Work instructions -
Every record is to be printed exactly as written, and any picture in it is skipped.

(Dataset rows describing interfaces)
:::::
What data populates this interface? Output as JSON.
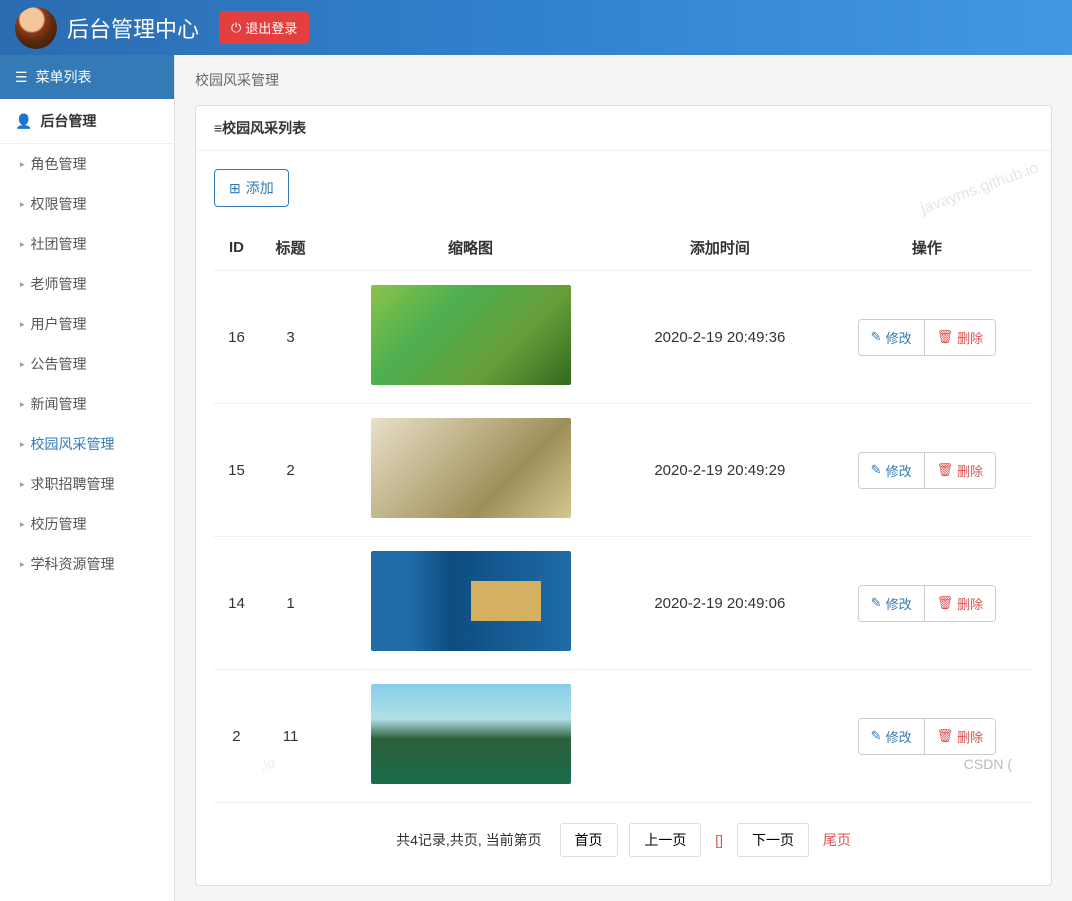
{
  "header": {
    "title": "后台管理中心",
    "logout": "退出登录"
  },
  "sidebar": {
    "menu_header": "菜单列表",
    "section": "后台管理",
    "items": [
      {
        "label": "角色管理",
        "active": false
      },
      {
        "label": "权限管理",
        "active": false
      },
      {
        "label": "社团管理",
        "active": false
      },
      {
        "label": "老师管理",
        "active": false
      },
      {
        "label": "用户管理",
        "active": false
      },
      {
        "label": "公告管理",
        "active": false
      },
      {
        "label": "新闻管理",
        "active": false
      },
      {
        "label": "校园风采管理",
        "active": true
      },
      {
        "label": "求职招聘管理",
        "active": false
      },
      {
        "label": "校历管理",
        "active": false
      },
      {
        "label": "学科资源管理",
        "active": false
      }
    ]
  },
  "breadcrumb": "校园风采管理",
  "panel": {
    "title": "≡校园风采列表",
    "add_label": "添加"
  },
  "table": {
    "headers": {
      "id": "ID",
      "title": "标题",
      "thumb": "缩略图",
      "time": "添加时间",
      "ops": "操作"
    },
    "edit_label": "修改",
    "del_label": "删除",
    "rows": [
      {
        "id": "16",
        "title": "3",
        "time": "2020-2-19 20:49:36",
        "thumb": "t1"
      },
      {
        "id": "15",
        "title": "2",
        "time": "2020-2-19 20:49:29",
        "thumb": "t2"
      },
      {
        "id": "14",
        "title": "1",
        "time": "2020-2-19 20:49:06",
        "thumb": "t3"
      },
      {
        "id": "2",
        "title": "11",
        "time": "",
        "thumb": "t4"
      }
    ]
  },
  "pagination": {
    "summary": "共4记录,共页, 当前第页",
    "first": "首页",
    "prev": "上一页",
    "current": "[]",
    "next": "下一页",
    "last": "尾页"
  },
  "watermarks": {
    "w1": "javayms.github.io",
    "w2": "CSDN (",
    "w3": ".io"
  }
}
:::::
Output below -
What data populates this interface? Output as JSON.
{
  "header": {
    "title": "后台管理中心",
    "logout": "退出登录"
  },
  "sidebar": {
    "menu_header": "菜单列表",
    "section": "后台管理",
    "items": [
      {
        "label": "角色管理",
        "active": false
      },
      {
        "label": "权限管理",
        "active": false
      },
      {
        "label": "社团管理",
        "active": false
      },
      {
        "label": "老师管理",
        "active": false
      },
      {
        "label": "用户管理",
        "active": false
      },
      {
        "label": "公告管理",
        "active": false
      },
      {
        "label": "新闻管理",
        "active": false
      },
      {
        "label": "校园风采管理",
        "active": true
      },
      {
        "label": "求职招聘管理",
        "active": false
      },
      {
        "label": "校历管理",
        "active": false
      },
      {
        "label": "学科资源管理",
        "active": false
      }
    ]
  },
  "breadcrumb": "校园风采管理",
  "panel": {
    "title": "≡校园风采列表",
    "add_label": "添加"
  },
  "table": {
    "headers": {
      "id": "ID",
      "title": "标题",
      "thumb": "缩略图",
      "time": "添加时间",
      "ops": "操作"
    },
    "edit_label": "修改",
    "del_label": "删除",
    "rows": [
      {
        "id": "16",
        "title": "3",
        "time": "2020-2-19 20:49:36",
        "thumb": "t1"
      },
      {
        "id": "15",
        "title": "2",
        "time": "2020-2-19 20:49:29",
        "thumb": "t2"
      },
      {
        "id": "14",
        "title": "1",
        "time": "2020-2-19 20:49:06",
        "thumb": "t3"
      },
      {
        "id": "2",
        "title": "11",
        "time": "",
        "thumb": "t4"
      }
    ]
  },
  "pagination": {
    "summary": "共4记录,共页, 当前第页",
    "first": "首页",
    "prev": "上一页",
    "current": "[]",
    "next": "下一页",
    "last": "尾页"
  },
  "watermarks": {
    "w1": "javayms.github.io",
    "w2": "CSDN (",
    "w3": ".io"
  }
}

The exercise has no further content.